Evacuees, Brinckman and Superfluity

A project I occasionally come back to one way or another, and which often leads along curious paths, is researching child evacuees to Canada from the UK during WW2. The children who came with the government program, known by the acronym CORB, are well documented; those who came privately not so.

A list of unaccompanied child evacuees found at LAC lists not only child's names but in some cases the Canadian host, sponsor or other affiliation. In Ottawa they are: Ashbury College; Lady Brinckman, Rockcliffe; and Mrs. M. Dimsdale, Chateau Laurier.

I wondered who Lady Brinckman was. The Ottawa Citizen archive delivered with a 3 July 1941 article "Party in Aid of Two War Efforts"  which informed that "Mr and Mrs W M Southam will host the party with their daughters Lady Brinckman and Mrs Napoleon Brinckman. "

Getting the item printed in the Citizen must have been no problem. Wilson Mills Southam was publisher of the Ottawa Citizen, son of William Southam, founder of the Southam chain of newspapers.

Lady Brinckman was the former Jean Peter Southam who married Capt Sir Theodore Brinckman, Bart, on June 12, 1939. She returned to Ottawa and the parental home, along with her sister Margaret who had married a younger son, Roderick Napoleon Brinckman.

Aside from holding parties, and sponsoring evacuees they did other charitable work as mentioned in passing in a letter to the Citizen published in June 1943 in which Margaret enquires about a verse embroidered on an old sampler found in the " Shop" where she was working.


I asked an aged man, a man of cares,
Wrinkled and white with hoary hairs;
"Time is the warp of life," he said, "And tell,
The young, the fair, the gay, to weave it well!"

I asked the ancient, venerable dead,
Sages who wrote, and warriors who bled;
From the cold grave a hollow murmur flow'd,
"Time sowed the seed we reap in this abode!"

I asked a dying sinner, ere the stroke
Of ruthless death life's golden bowl had broke
I asked him "What is Time?" He replied
I have have lost it 'Ah, the treasure" and he died.

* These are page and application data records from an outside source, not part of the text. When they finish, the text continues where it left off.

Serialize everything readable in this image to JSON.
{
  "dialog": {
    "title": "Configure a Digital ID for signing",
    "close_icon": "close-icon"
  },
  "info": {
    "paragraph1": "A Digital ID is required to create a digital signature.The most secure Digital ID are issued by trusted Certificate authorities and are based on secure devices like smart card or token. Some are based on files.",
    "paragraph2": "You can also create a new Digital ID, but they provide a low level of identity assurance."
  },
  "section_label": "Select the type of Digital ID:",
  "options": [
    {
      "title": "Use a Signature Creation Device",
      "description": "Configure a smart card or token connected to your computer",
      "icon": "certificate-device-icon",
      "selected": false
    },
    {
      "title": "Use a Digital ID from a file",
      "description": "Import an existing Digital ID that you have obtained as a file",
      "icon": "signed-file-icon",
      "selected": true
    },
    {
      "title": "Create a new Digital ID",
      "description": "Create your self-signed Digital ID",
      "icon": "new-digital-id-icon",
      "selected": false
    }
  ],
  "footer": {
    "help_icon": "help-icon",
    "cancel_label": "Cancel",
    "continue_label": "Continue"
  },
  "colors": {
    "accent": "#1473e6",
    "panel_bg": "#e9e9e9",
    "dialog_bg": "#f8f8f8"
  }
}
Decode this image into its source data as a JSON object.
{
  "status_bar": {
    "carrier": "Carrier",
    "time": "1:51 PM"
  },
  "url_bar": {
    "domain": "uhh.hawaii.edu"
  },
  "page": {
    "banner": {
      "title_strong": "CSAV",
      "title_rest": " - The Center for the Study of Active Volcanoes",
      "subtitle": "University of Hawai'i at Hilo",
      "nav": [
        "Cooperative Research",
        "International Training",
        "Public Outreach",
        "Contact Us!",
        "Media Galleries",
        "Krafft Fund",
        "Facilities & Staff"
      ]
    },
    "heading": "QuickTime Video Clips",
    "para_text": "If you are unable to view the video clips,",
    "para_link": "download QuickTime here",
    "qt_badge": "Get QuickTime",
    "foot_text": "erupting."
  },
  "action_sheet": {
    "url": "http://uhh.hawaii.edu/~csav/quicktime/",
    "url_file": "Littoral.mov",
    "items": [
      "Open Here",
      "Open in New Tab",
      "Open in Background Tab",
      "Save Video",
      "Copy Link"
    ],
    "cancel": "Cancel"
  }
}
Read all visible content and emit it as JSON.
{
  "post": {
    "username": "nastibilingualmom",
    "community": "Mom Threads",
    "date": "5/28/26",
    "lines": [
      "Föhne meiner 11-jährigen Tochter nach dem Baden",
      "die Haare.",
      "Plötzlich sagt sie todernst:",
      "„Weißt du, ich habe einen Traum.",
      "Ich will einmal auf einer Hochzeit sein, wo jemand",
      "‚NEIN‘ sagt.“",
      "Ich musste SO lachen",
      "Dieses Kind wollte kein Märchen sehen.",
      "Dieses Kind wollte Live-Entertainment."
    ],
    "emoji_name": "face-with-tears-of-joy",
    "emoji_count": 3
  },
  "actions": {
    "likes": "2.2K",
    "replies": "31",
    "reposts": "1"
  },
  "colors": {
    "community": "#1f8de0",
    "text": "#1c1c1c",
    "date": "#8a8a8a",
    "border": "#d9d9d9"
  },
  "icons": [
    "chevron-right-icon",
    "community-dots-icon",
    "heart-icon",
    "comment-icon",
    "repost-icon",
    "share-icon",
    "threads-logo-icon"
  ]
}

Of life had left his veins: "Time!" he replied;
"I've lost it! ah, the treasure!" and he died.

and concludes

I asked Old Father Time himself at last;
But in a moment he flew swiftly past–
His chariot was a cloud, the viewless wind
His noiseless steeds; which left no trace behind.

I asked a mighty angel, who shall stand
One foot on sea, and one on solid land;
"By Heaven," he cried, "I swear the mystery's o'er;
"Time was," he cried, "but Ti ...

The letter concludes that the verse breaks off leaving a dangling thread, and asks if anyone can send her the complete poem.

These days you don't need a father in the newspaper business to find the answer.

Googling the first line gives almost 200 hits, and attributes the verse to Marsden. Read it at

You may also be curious about the Superfluity Shop. It operated at 23 Nicholas St, but I leave it as "an exercise for the reader" who wants to find out more.

1 comment:

Stephanie Stone said...

The Ford Motor Company of Canada sponsored a number of children of English Ford Company employees to come to Windsor, Ontario, during World War 2. They were billeted in private homes. My father got to know a brother and sister, and the family connection continues to this day.

The Rotary Club of Windsor also sponsored children. One of them has written a story for a local newspaper, and it can be found at